For my birthday I asked for – and even better, received – a book of studio photographs by Seydou Keita. His black and white portraits, taken at his studio in the Malian capital of Bamako in the middle of the 20th century, are a compelling mixture of the intimate and the formal, and his reputation is as much that of an artist as a portrait photographer.
The entrancing photos present a mixture of carefully cultivated sophistication and family shots flooded with warmth. Keita was renowned for his innovative use of poses, props and backdrops, and he made available for his clients a selection of clothing, as well as modern accessories – the same large radio appears in several shots.
The young man depicted in the photo above, taken in the late 1950s, displays many symbols of masculine urbanity and sophistication. It’s an aspirational get-up: he wears glasses, a tie and a watch, he has a pen in his top pocket, while the unexpected addition of the rose, held self-consciously and reverentially in front of him, gives him a more dandied appeal.

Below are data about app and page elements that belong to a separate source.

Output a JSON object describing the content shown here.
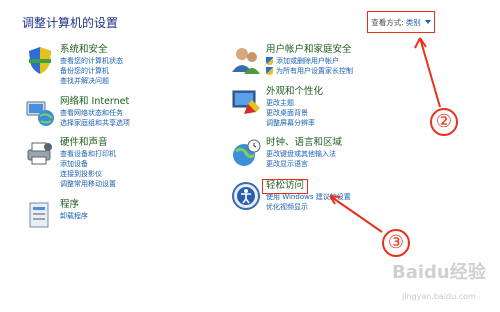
{
  "page": {
    "title": "调整计算机的设置"
  },
  "view": {
    "label": "查看方式:",
    "value": "类别"
  },
  "left_categories": [
    {
      "title": "系统和安全",
      "links": [
        "查看您的计算机状态",
        "备份您的计算机",
        "查找并解决问题"
      ]
    },
    {
      "title": "网络和 Internet",
      "links": [
        "查看网络状态和任务",
        "选择家庭组和共享选项"
      ]
    },
    {
      "title": "硬件和声音",
      "links": [
        "查看设备和打印机",
        "添加设备",
        "连接到投影仪",
        "调整常用移动设置"
      ]
    },
    {
      "title": "程序",
      "links": [
        "卸载程序"
      ]
    }
  ],
  "right_categories": [
    {
      "title": "用户帐户和家庭安全",
      "links": [
        "添加或删除用户帐户",
        "为所有用户设置家长控制"
      ]
    },
    {
      "title": "外观和个性化",
      "links": [
        "更改主题",
        "更改桌面背景",
        "调整屏幕分辨率"
      ]
    },
    {
      "title": "时钟、语言和区域",
      "links": [
        "更改键盘或其他输入法",
        "更改显示语言"
      ]
    },
    {
      "title": "轻松访问",
      "links": [
        "使用 Windows 建议的设置",
        "优化视频显示"
      ]
    }
  ],
  "annotations": {
    "step2": "②",
    "step3": "③"
  },
  "watermark": {
    "text": "Baidu经验",
    "sub": "jingyan.baidu.com"
  },
  "colors": {
    "annotation_red": "#e8301c",
    "link_blue": "#1a5fb4",
    "title_green": "#1e5e1e"
  }
}
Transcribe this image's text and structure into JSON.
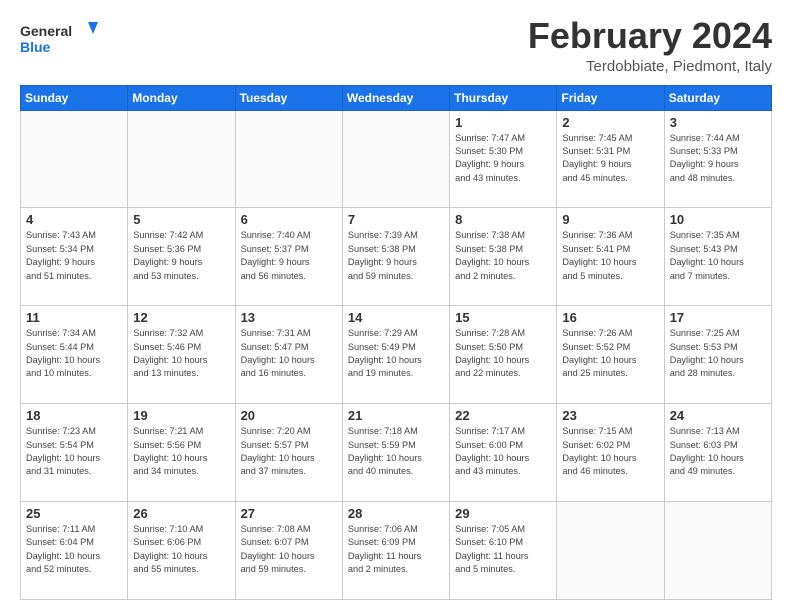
{
  "header": {
    "logo_general": "General",
    "logo_blue": "Blue",
    "title": "February 2024",
    "subtitle": "Terdobbiate, Piedmont, Italy"
  },
  "calendar": {
    "days_of_week": [
      "Sunday",
      "Monday",
      "Tuesday",
      "Wednesday",
      "Thursday",
      "Friday",
      "Saturday"
    ],
    "weeks": [
      [
        {
          "day": "",
          "info": ""
        },
        {
          "day": "",
          "info": ""
        },
        {
          "day": "",
          "info": ""
        },
        {
          "day": "",
          "info": ""
        },
        {
          "day": "1",
          "info": "Sunrise: 7:47 AM\nSunset: 5:30 PM\nDaylight: 9 hours\nand 43 minutes."
        },
        {
          "day": "2",
          "info": "Sunrise: 7:45 AM\nSunset: 5:31 PM\nDaylight: 9 hours\nand 45 minutes."
        },
        {
          "day": "3",
          "info": "Sunrise: 7:44 AM\nSunset: 5:33 PM\nDaylight: 9 hours\nand 48 minutes."
        }
      ],
      [
        {
          "day": "4",
          "info": "Sunrise: 7:43 AM\nSunset: 5:34 PM\nDaylight: 9 hours\nand 51 minutes."
        },
        {
          "day": "5",
          "info": "Sunrise: 7:42 AM\nSunset: 5:36 PM\nDaylight: 9 hours\nand 53 minutes."
        },
        {
          "day": "6",
          "info": "Sunrise: 7:40 AM\nSunset: 5:37 PM\nDaylight: 9 hours\nand 56 minutes."
        },
        {
          "day": "7",
          "info": "Sunrise: 7:39 AM\nSunset: 5:38 PM\nDaylight: 9 hours\nand 59 minutes."
        },
        {
          "day": "8",
          "info": "Sunrise: 7:38 AM\nSunset: 5:38 PM\nDaylight: 10 hours\nand 2 minutes."
        },
        {
          "day": "9",
          "info": "Sunrise: 7:36 AM\nSunset: 5:41 PM\nDaylight: 10 hours\nand 5 minutes."
        },
        {
          "day": "10",
          "info": "Sunrise: 7:35 AM\nSunset: 5:43 PM\nDaylight: 10 hours\nand 7 minutes."
        }
      ],
      [
        {
          "day": "11",
          "info": "Sunrise: 7:34 AM\nSunset: 5:44 PM\nDaylight: 10 hours\nand 10 minutes."
        },
        {
          "day": "12",
          "info": "Sunrise: 7:32 AM\nSunset: 5:46 PM\nDaylight: 10 hours\nand 13 minutes."
        },
        {
          "day": "13",
          "info": "Sunrise: 7:31 AM\nSunset: 5:47 PM\nDaylight: 10 hours\nand 16 minutes."
        },
        {
          "day": "14",
          "info": "Sunrise: 7:29 AM\nSunset: 5:49 PM\nDaylight: 10 hours\nand 19 minutes."
        },
        {
          "day": "15",
          "info": "Sunrise: 7:28 AM\nSunset: 5:50 PM\nDaylight: 10 hours\nand 22 minutes."
        },
        {
          "day": "16",
          "info": "Sunrise: 7:26 AM\nSunset: 5:52 PM\nDaylight: 10 hours\nand 25 minutes."
        },
        {
          "day": "17",
          "info": "Sunrise: 7:25 AM\nSunset: 5:53 PM\nDaylight: 10 hours\nand 28 minutes."
        }
      ],
      [
        {
          "day": "18",
          "info": "Sunrise: 7:23 AM\nSunset: 5:54 PM\nDaylight: 10 hours\nand 31 minutes."
        },
        {
          "day": "19",
          "info": "Sunrise: 7:21 AM\nSunset: 5:56 PM\nDaylight: 10 hours\nand 34 minutes."
        },
        {
          "day": "20",
          "info": "Sunrise: 7:20 AM\nSunset: 5:57 PM\nDaylight: 10 hours\nand 37 minutes."
        },
        {
          "day": "21",
          "info": "Sunrise: 7:18 AM\nSunset: 5:59 PM\nDaylight: 10 hours\nand 40 minutes."
        },
        {
          "day": "22",
          "info": "Sunrise: 7:17 AM\nSunset: 6:00 PM\nDaylight: 10 hours\nand 43 minutes."
        },
        {
          "day": "23",
          "info": "Sunrise: 7:15 AM\nSunset: 6:02 PM\nDaylight: 10 hours\nand 46 minutes."
        },
        {
          "day": "24",
          "info": "Sunrise: 7:13 AM\nSunset: 6:03 PM\nDaylight: 10 hours\nand 49 minutes."
        }
      ],
      [
        {
          "day": "25",
          "info": "Sunrise: 7:11 AM\nSunset: 6:04 PM\nDaylight: 10 hours\nand 52 minutes."
        },
        {
          "day": "26",
          "info": "Sunrise: 7:10 AM\nSunset: 6:06 PM\nDaylight: 10 hours\nand 55 minutes."
        },
        {
          "day": "27",
          "info": "Sunrise: 7:08 AM\nSunset: 6:07 PM\nDaylight: 10 hours\nand 59 minutes."
        },
        {
          "day": "28",
          "info": "Sunrise: 7:06 AM\nSunset: 6:09 PM\nDaylight: 11 hours\nand 2 minutes."
        },
        {
          "day": "29",
          "info": "Sunrise: 7:05 AM\nSunset: 6:10 PM\nDaylight: 11 hours\nand 5 minutes."
        },
        {
          "day": "",
          "info": ""
        },
        {
          "day": "",
          "info": ""
        }
      ]
    ]
  }
}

Sidney Littlefield Kasfir has pointed out in his book “Contemporary African Art” that this picture demonstrates a strong link with French, as well as Malian, notions of beauty and status.
The front cover shows one of my favourite pictures. It depicts a tiny, beaming baby dressed in a minimal, patterned garment that displays its chubby legs and arms. The baby is seated on the capacious lap of an enormous and enormously proud father dressed in loose flowing, floor-length robes. The father’s smile is open and proud, while the baby’s laughing expression is one of innocent glee. The composition is faultless and fortuitous, and it combines aesthetic acuity with the same sense of emotional uplift provided by this giggling baby video. Incredibly, out of financial necessity, Keita took just a single shot for each picture.
These pictures provide a record of cosmopolitan Malian life in the decades immediately preceding and following independence from France in 1960. Clearly influenced by the conventions of Western portrait photography, they are at the same time intrinsically African. Long famous in Africa, Keita also gained repute in the West by the 1990s, with exhibitions in Paris and in the USA. I’m so delighted to have this book – I could pore over it for hours.